● Source information:

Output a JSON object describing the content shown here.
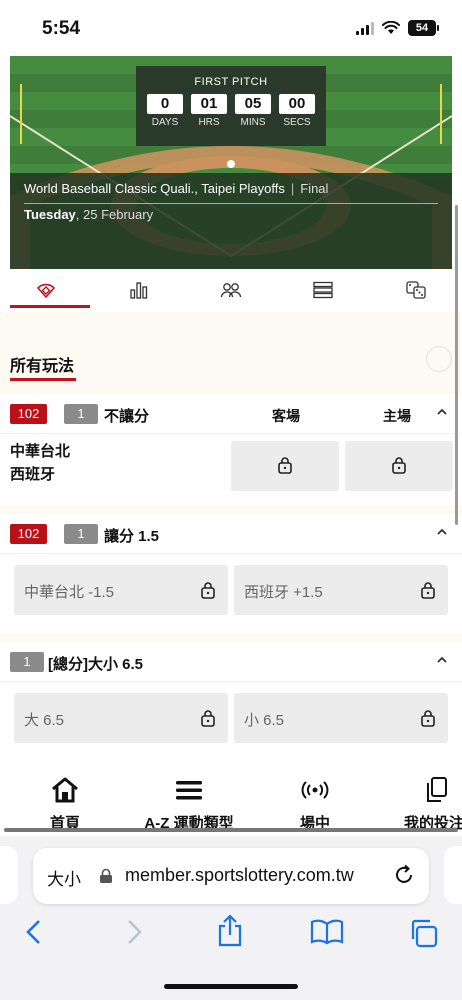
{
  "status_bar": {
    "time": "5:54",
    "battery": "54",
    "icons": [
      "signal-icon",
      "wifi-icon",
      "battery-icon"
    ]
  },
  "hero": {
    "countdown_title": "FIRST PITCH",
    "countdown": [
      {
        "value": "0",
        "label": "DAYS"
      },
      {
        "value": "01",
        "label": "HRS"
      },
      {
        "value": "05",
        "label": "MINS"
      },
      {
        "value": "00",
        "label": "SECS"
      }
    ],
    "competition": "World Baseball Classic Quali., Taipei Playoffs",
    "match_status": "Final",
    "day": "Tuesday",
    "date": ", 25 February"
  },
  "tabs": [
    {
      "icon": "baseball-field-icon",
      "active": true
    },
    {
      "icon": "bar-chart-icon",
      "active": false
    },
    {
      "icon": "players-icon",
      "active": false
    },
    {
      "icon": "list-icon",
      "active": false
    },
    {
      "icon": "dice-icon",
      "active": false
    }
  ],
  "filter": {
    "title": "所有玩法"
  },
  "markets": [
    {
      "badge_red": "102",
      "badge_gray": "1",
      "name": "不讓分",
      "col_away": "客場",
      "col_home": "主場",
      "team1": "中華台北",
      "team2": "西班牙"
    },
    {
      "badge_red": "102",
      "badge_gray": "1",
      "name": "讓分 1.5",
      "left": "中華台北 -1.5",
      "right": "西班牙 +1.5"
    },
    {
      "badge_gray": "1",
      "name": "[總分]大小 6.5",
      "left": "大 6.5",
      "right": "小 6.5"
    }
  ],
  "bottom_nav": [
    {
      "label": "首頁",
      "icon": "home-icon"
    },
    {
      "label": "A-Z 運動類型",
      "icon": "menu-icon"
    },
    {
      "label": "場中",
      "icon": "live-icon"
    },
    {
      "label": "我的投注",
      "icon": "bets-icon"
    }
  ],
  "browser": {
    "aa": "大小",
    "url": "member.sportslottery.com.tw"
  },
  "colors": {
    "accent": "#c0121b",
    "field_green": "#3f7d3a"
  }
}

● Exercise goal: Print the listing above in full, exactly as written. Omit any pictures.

● Task response:
Output a JSON object describing the content shown here.
{
  "status_bar": {
    "time": "5:54",
    "battery": "54",
    "icons": [
      "signal-icon",
      "wifi-icon",
      "battery-icon"
    ]
  },
  "hero": {
    "countdown_title": "FIRST PITCH",
    "countdown": [
      {
        "value": "0",
        "label": "DAYS"
      },
      {
        "value": "01",
        "label": "HRS"
      },
      {
        "value": "05",
        "label": "MINS"
      },
      {
        "value": "00",
        "label": "SECS"
      }
    ],
    "competition": "World Baseball Classic Quali., Taipei Playoffs",
    "match_status": "Final",
    "day": "Tuesday",
    "date": ", 25 February"
  },
  "tabs": [
    {
      "icon": "baseball-field-icon",
      "active": true
    },
    {
      "icon": "bar-chart-icon",
      "active": false
    },
    {
      "icon": "players-icon",
      "active": false
    },
    {
      "icon": "list-icon",
      "active": false
    },
    {
      "icon": "dice-icon",
      "active": false
    }
  ],
  "filter": {
    "title": "所有玩法"
  },
  "markets": [
    {
      "badge_red": "102",
      "badge_gray": "1",
      "name": "不讓分",
      "col_away": "客場",
      "col_home": "主場",
      "team1": "中華台北",
      "team2": "西班牙"
    },
    {
      "badge_red": "102",
      "badge_gray": "1",
      "name": "讓分 1.5",
      "left": "中華台北 -1.5",
      "right": "西班牙 +1.5"
    },
    {
      "badge_gray": "1",
      "name": "[總分]大小 6.5",
      "left": "大 6.5",
      "right": "小 6.5"
    }
  ],
  "bottom_nav": [
    {
      "label": "首頁",
      "icon": "home-icon"
    },
    {
      "label": "A-Z 運動類型",
      "icon": "menu-icon"
    },
    {
      "label": "場中",
      "icon": "live-icon"
    },
    {
      "label": "我的投注",
      "icon": "bets-icon"
    }
  ],
  "browser": {
    "aa": "大小",
    "url": "member.sportslottery.com.tw"
  },
  "colors": {
    "accent": "#c0121b",
    "field_green": "#3f7d3a"
  }
}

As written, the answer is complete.